More than a decade ago, I was the city editor for the Gilroy Dispatch. One of my responsibilities was laying out page A2, the main component of which was a column called Take 2. At the time, the Dispatch published five papers each week, and Take 2 rotated among five local writers.
In January of 2002, one of the A2 columnists ended his column and I faced a hole to fill with very little notice. I decided that the fastest solution was to fill it myself, so that evening I wrote a column and submitted it to editor Mark Derry; thus, my stint as a regular newspaper columnist began.
Take 2 consisted of personal, non-political commentary. My first columns focused on non-controversial topics ranging from the anniversary of my daughter’s leukemia diagnosis (the subject of my first column), to travel travails and DIY dilemmas, for example.

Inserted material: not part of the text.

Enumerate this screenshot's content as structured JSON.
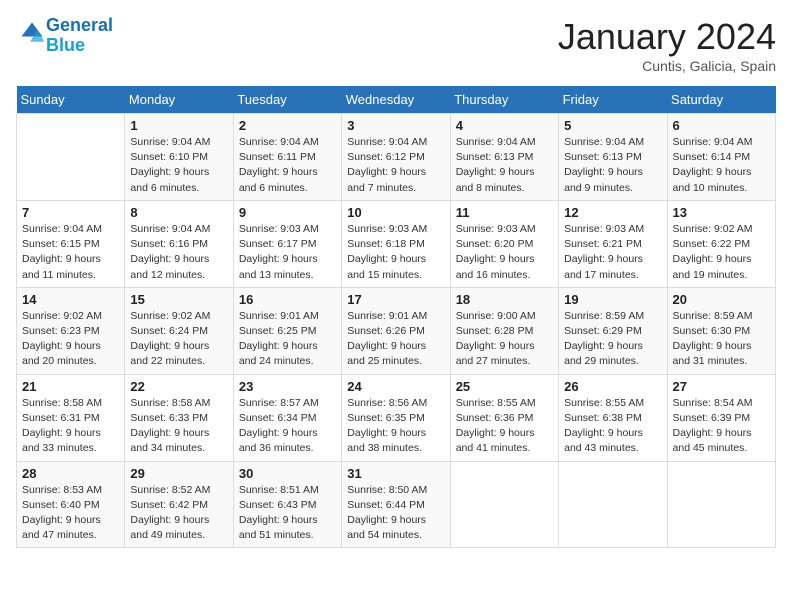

The number of printed issues per week isn’t the only change that’s occurred at the local newspapers over the last 11 years. In 2002, classified ads were still a big part of the newspaper business model. The classified ad reps sat not far from the Dispatch newsroom, and I could hear them on the phone with customers, quoting prices and confirming ad copy. Craig’s List had not yet decimated newspapers’ classified ad revenue.